### Action item
Every entry needs to be repeated exactly, with nothing left out.

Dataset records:
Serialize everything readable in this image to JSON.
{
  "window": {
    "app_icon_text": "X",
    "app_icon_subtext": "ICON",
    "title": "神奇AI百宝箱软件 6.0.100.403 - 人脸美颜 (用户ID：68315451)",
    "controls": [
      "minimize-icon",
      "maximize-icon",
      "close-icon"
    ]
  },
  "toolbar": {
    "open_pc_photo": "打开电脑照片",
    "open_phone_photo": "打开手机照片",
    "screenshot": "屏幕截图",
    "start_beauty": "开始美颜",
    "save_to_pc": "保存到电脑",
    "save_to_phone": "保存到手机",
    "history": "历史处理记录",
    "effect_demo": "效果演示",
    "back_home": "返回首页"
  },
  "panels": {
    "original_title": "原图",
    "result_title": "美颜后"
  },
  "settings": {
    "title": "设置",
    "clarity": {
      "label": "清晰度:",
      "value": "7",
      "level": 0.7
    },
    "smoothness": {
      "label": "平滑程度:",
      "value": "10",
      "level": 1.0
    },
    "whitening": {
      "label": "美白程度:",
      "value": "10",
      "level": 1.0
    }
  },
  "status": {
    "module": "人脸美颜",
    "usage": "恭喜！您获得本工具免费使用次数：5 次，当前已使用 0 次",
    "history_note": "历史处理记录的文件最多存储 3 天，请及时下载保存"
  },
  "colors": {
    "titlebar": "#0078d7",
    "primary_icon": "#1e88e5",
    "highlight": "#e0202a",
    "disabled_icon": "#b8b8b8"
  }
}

### Task result
Serialize everything readable in this image to JSON.
{
  "window": {
    "app_icon_text": "X",
    "app_icon_subtext": "ICON",
    "title": "神奇AI百宝箱软件 6.0.100.403 - 人脸美颜 (用户ID：68315451)",
    "controls": [
      "minimize-icon",
      "maximize-icon",
      "close-icon"
    ]
  },
  "toolbar": {
    "open_pc_photo": "打开电脑照片",
    "open_phone_photo": "打开手机照片",
    "screenshot": "屏幕截图",
    "start_beauty": "开始美颜",
    "save_to_pc": "保存到电脑",
    "save_to_phone": "保存到手机",
    "history": "历史处理记录",
    "effect_demo": "效果演示",
    "back_home": "返回首页"
  },
  "panels": {
    "original_title": "原图",
    "result_title": "美颜后"
  },
  "settings": {
    "title": "设置",
    "clarity": {
      "label": "清晰度:",
      "value": "7",
      "level": 0.7
    },
    "smoothness": {
      "label": "平滑程度:",
      "value": "10",
      "level": 1.0
    },
    "whitening": {
      "label": "美白程度:",
      "value": "10",
      "level": 1.0
    }
  },
  "status": {
    "module": "人脸美颜",
    "usage": "恭喜！您获得本工具免费使用次数：5 次，当前已使用 0 次",
    "history_note": "历史处理记录的文件最多存储 3 天，请及时下载保存"
  },
  "colors": {
    "titlebar": "#0078d7",
    "primary_icon": "#1e88e5",
    "highlight": "#e0202a",
    "disabled_icon": "#b8b8b8"
  }
}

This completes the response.